Consensus Vide Convention - A review of David Lapoujade, William James: Empiricism and Pragmatism Convention (Duke University Press, 2020). (2021)

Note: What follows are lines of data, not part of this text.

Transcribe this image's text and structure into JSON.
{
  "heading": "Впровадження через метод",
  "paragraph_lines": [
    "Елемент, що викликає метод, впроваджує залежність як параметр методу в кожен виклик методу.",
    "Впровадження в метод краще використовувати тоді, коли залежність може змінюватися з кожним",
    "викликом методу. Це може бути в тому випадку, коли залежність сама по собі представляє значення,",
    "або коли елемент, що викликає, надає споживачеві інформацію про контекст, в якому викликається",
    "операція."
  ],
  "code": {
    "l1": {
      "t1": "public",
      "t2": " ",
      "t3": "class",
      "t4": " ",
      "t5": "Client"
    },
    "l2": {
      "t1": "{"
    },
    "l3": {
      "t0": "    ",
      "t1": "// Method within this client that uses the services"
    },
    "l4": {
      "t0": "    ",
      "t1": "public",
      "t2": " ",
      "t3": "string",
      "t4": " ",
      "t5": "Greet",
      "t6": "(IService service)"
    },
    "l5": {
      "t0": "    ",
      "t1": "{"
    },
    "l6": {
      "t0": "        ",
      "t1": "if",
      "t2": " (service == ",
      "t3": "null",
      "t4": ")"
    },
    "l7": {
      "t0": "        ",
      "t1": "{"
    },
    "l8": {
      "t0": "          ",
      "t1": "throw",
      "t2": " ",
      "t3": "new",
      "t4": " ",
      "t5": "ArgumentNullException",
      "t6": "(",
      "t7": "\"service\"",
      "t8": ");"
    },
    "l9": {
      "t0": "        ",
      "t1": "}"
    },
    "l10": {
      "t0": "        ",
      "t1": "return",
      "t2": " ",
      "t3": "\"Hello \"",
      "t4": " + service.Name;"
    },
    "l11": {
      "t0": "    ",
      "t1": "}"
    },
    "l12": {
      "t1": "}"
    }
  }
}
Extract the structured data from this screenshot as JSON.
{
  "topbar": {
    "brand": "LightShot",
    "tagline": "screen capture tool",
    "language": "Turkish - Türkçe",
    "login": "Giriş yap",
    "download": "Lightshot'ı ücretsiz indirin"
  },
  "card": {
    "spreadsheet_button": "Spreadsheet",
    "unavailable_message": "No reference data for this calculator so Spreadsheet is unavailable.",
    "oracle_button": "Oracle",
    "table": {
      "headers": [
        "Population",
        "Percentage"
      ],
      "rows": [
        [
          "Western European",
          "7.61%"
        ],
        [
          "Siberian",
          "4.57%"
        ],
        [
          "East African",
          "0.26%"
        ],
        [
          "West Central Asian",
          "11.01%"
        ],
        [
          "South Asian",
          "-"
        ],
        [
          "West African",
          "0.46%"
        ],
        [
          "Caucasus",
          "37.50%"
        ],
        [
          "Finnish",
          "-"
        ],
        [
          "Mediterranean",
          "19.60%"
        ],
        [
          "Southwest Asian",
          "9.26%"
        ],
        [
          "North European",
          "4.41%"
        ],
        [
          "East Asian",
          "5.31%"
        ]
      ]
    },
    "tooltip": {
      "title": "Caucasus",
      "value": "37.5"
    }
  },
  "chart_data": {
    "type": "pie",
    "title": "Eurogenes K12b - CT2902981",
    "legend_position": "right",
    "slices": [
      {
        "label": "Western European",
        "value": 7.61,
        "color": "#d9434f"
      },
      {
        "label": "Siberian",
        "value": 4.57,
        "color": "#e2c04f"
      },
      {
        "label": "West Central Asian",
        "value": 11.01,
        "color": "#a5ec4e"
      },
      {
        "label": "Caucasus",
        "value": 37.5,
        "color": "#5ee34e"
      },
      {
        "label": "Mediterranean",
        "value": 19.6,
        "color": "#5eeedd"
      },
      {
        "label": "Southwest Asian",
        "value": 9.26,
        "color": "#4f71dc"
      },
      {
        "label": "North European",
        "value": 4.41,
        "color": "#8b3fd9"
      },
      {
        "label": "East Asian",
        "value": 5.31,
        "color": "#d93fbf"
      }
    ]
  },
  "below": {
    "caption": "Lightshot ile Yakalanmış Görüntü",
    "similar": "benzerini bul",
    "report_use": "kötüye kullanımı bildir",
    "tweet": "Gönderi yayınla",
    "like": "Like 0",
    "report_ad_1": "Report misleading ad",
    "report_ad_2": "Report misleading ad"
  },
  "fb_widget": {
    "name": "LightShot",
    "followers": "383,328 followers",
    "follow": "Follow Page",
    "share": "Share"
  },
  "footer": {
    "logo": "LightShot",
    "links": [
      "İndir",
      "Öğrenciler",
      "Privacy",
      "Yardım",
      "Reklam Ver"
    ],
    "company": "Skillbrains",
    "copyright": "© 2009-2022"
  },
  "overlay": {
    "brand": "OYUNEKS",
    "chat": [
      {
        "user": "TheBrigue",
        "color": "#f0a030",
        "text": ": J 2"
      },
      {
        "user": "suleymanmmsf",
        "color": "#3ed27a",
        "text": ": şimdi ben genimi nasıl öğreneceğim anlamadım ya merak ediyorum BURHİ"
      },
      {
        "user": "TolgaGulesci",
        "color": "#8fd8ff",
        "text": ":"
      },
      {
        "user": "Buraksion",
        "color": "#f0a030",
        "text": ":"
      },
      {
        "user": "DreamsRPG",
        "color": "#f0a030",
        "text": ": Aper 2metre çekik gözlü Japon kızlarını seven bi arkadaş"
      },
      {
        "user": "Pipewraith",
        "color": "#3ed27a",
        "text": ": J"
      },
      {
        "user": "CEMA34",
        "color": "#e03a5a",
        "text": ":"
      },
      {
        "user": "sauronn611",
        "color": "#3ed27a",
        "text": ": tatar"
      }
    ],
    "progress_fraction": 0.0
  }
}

Originally published in French in 1997 and finally translated into English, David Lapoujade's William James: Empiricism and Pragmatism (2019) is varnished by the specter of Deleuzean transcendental empiricism. Despite Lapoujade – perhaps the single greatest living French Deleuze scholar – rarely references Deleuze directly in this book, he culls James’s pragmatistic theory of truth by way of a relational ontology of referential becoming by simultaneously tracking in Deleuzean parlance. From the connective synthesis to the disjunctive synthesis, Lapoujade references key facets of Deleuze’s tripartite synthesis of time, bridging these concepts with how, in James’s system, continuities function as givens and empiricism, by way of stream of consciousness, weaves co-penetrations with continuous flows. In turn, William James is as much an archeological disinterring of Deleuze by way of James as it is a recovery of James’s pragmatism from Richard Rorty’s neo-pragmatism – an attempt to supersede Rorty’s sprawling overhang and commanding philosophical shadow. As Lapoujade markedly articulates in the first few pages of his book, he understands Rorty's neo-pragmatism – and, more specifically, Rorty's notion of “conversation” – as incorrectly reducing James's conception of “convention” to “consensus”.